Cooling rooms with wind is better than with cold air

The effectiveness of non-mechanical, low-energy methods for moderating temperature and humidity has been evaluated in a series of experiments by researchers from the University of Cambridge. Natural ventilation is a low-energy way to keep buildings at a comfortable temperature, but in order to increase its use, we need simple, accurate models that can respond quickly

Cooling rooms with wind is better than with cold air

A smart microscope that uses machine learning to adapt lighting for much better diagnostics

Prototype microscope teaches itself the best illumination settings for diagnosing malaria Engineers at Duke University have developed a microscope that adapts its lighting angles, colors and patterns while teaching itself the optimal settings needed to complete a given diagnostic task. In the initial proof-of-concept study, the microscope simultaneously developed a lighting pattern and classification system

A smart microscope that uses machine learning to adapt lighting for much better diagnostics

Adding a sense of touch to virtual reality

Imagine holding hands with a loved one on the other side of the world. Or feeling a pat on the back from a teammate in the online game “Fortnite.” Northwestern University researchers have developed a new thin, wireless system that adds a sense of touch to any virtual reality (VR) experience. Not only does this

Adding a sense of touch to virtual reality

Self-cleaning concrete could save time money and reduce disease risk

Building materials that clean themselves could save immense time and labor in homes and businesses, as well as reduce disease risk in settings such as hospitals. Now, researchers reporting in ACS Applied Materials & Interfaces have made a new type of concrete that is strong, heat-insulating and soundproof –– and best of all, liquids like milk

Self-cleaning concrete could save time money and reduce disease risk

Quantum computers learn to check their own work

Quantum computers can potentially answer questions beyond the capabilities of classical computing – but their answers might not be reliable University of Warwick scientists have developed a protocol for quantum computers to measure how close their answers are to the correct ones Checking whether these answers are correct using classical methods is extremely resource-intensive Could

Quantum computers learn to check their own work
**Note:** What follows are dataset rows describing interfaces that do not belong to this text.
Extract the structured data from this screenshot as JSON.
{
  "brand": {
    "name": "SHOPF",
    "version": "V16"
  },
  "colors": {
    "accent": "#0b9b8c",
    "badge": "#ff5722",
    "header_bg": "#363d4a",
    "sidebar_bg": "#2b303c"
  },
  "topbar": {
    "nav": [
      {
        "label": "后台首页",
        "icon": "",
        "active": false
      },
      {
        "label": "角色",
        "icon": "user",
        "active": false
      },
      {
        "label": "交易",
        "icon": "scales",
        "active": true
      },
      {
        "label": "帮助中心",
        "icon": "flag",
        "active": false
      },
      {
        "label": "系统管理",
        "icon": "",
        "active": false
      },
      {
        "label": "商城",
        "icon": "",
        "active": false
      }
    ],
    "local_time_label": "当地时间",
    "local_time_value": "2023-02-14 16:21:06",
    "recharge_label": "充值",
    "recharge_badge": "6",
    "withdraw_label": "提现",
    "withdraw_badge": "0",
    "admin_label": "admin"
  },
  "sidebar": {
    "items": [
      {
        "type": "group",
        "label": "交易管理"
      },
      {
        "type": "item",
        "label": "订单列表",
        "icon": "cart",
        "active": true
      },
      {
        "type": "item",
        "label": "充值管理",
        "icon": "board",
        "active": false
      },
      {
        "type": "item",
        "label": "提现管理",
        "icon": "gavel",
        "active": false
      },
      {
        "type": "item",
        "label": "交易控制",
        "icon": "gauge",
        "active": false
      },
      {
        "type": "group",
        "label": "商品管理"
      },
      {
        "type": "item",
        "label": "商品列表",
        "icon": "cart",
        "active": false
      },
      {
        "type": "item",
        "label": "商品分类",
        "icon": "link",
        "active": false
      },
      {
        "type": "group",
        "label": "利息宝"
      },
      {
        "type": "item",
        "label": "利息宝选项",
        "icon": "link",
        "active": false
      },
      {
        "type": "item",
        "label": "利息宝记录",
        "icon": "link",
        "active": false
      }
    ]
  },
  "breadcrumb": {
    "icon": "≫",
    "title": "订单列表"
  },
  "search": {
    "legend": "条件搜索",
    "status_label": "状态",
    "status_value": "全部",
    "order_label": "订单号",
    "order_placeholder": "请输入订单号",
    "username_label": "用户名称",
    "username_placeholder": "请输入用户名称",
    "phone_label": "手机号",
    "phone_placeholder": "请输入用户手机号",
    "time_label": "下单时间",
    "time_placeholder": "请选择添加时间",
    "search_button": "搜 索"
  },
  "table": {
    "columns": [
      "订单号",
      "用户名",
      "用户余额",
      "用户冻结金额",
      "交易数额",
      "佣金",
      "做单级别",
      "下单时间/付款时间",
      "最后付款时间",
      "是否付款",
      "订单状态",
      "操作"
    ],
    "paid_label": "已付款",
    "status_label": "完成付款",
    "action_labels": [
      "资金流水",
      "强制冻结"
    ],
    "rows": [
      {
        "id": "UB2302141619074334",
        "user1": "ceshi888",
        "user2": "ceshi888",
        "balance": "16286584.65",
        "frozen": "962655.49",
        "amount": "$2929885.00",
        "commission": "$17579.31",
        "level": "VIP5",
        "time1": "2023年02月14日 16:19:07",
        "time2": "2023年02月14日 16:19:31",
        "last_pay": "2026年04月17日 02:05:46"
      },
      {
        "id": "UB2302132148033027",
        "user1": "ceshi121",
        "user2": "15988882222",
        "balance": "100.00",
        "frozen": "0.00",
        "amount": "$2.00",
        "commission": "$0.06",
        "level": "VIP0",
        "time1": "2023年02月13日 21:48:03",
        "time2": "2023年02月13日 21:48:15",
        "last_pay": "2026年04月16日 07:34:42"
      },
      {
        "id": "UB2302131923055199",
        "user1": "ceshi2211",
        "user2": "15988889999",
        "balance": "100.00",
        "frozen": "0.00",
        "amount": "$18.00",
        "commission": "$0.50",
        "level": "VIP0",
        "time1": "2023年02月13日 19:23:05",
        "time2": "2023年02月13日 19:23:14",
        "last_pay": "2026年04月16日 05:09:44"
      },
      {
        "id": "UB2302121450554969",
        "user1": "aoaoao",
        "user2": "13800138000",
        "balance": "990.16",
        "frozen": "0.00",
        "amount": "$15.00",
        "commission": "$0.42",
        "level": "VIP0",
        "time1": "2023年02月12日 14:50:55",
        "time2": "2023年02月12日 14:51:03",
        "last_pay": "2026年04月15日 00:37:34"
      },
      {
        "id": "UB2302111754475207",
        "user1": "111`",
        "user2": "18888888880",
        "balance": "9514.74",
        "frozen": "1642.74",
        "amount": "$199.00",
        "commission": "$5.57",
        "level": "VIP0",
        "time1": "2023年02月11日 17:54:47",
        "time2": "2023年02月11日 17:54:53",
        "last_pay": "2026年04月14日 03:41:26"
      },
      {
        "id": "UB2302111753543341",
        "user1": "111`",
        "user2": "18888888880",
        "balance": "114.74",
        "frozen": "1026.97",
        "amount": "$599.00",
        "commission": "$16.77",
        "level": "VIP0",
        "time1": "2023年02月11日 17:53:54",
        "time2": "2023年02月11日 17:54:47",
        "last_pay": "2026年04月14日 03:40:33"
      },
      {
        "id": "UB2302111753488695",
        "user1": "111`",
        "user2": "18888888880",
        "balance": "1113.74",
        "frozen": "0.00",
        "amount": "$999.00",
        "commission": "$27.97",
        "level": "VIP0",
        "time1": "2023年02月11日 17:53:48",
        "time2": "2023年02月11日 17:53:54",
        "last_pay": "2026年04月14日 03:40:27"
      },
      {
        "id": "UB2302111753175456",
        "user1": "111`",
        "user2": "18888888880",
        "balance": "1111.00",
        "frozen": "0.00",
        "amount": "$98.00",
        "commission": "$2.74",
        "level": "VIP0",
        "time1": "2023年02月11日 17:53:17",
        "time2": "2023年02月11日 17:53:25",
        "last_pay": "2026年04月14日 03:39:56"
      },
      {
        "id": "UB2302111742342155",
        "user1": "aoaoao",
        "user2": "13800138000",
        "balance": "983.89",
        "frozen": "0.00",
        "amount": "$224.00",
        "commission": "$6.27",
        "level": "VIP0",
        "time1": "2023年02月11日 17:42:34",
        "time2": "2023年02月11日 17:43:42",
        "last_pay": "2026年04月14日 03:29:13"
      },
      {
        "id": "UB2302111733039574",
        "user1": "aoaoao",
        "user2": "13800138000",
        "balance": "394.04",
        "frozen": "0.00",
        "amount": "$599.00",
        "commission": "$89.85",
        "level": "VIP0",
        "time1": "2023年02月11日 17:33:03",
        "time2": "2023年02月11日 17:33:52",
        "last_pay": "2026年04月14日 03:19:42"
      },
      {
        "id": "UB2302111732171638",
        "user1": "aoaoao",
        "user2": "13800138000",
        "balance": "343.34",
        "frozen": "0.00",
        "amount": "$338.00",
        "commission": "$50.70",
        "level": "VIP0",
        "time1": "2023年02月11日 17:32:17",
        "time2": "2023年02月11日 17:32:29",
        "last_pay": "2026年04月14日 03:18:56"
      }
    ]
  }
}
DMT affects human consciousness by significantly altering the brain’s electrical activity

Scientists have peered inside the brain to show how taking DMT affects human consciousness by significantly altering the brain’s electrical activity. DMT (or dimethyltryptamine) is one of the main psychoactive constituents in ayahuasca, the psychedelic brew traditionally made from vines and leaves of the Amazon rainforest. The drink is typically prepared as part of a

DMT affects human consciousness by significantly altering the brain’s electrical activity

Riders in autonomous vehicles can play with other players in nearby self-driving cars

Researchers have designed multiplayer games occupants of autonomous vehicles can play with other players in nearby self-driving cars. A new study, led by researchers from the University of Waterloo’s Faculty of Mathematics in collaboration with Waterloo’s Games Institute, details three games created for level three and higher semi-autonomous vehicles. The researchers also made suggestions for

Riders in autonomous vehicles can play with other players in nearby self-driving cars

Recycled water has a very real marketing problem

UC Riverside study shows that, while people can come to appreciate recycled water’s benefits, they still don’t want to use it If people are educated on recycled water, they may come to agree it’s perfectly safe and tastes as good — or better — than their drinking water. They may even agree it’s an answer

Recycled water has a very real marketing problem

Copyright 2019 Innovation Toronto